To investigate whether graded motor imagery (GMI) is effective for reducing phantom limb pain (PLP) in people who have undergone limb amputations.
A single-blinded randomised, controlled trial.
Physiotherapy out-patient departments in three secondary level hospitals in Cape Town, South Africa.
Twenty-one adults (≥18 years) who had undergone unilateral upper or lower limb amputations and had self-reported PLP persisting beyond three months.
A 6-week GMI programme was compared to routine physiotherapy. The study outcomes were evaluated at baseline, 6 weeks, 3 months and 6 months.
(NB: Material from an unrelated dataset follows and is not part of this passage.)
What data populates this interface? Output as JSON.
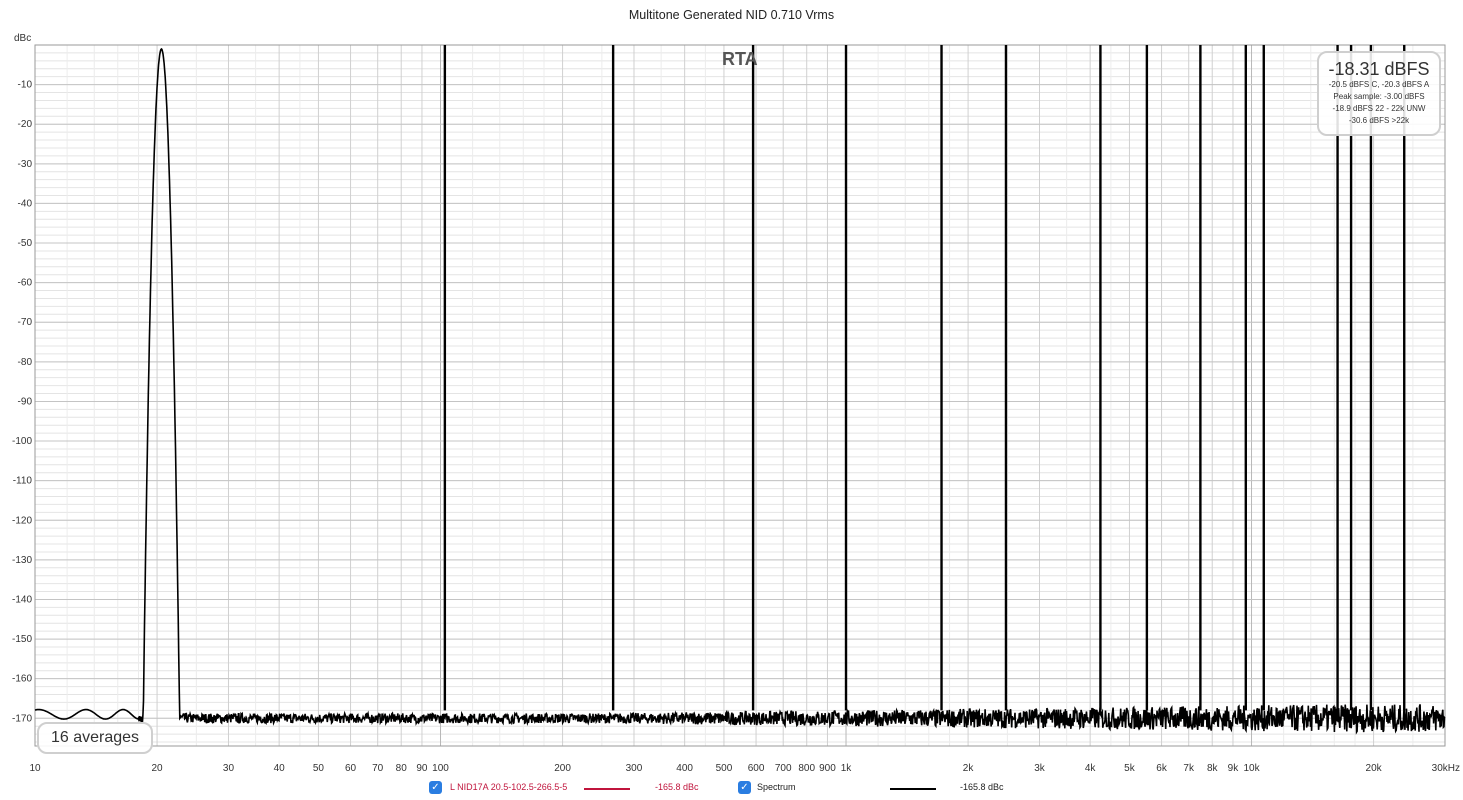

The pain severity scale of the Brief Pain Inventory (BPI) was used to assess the primary outcome — PLP. The pain interference scale of the BPI and the EuroQol EQ-5D-5L were used to assess the secondary outcomes — pain interference with function and health-related quality of life (HRQoL) respectively.
The participants in the experimental group had significantly greater improvements in pain than the control group at 6 weeks and 6 months. Further, the participants in the experimental group had significantly greater improvements than the control group in pain interference at all follow-up points. There was no between-group difference in HRQoL.
The results of the current study suggest that GMI is better than routine physiotherapy for reducing PLP. Based on the significant reduction in PLP and pain interference within the participants who received GMI, and the ease of application, GMI may be a viable treatment for treating PLP in people who have undergone limb amputations.
Clinical trial registration number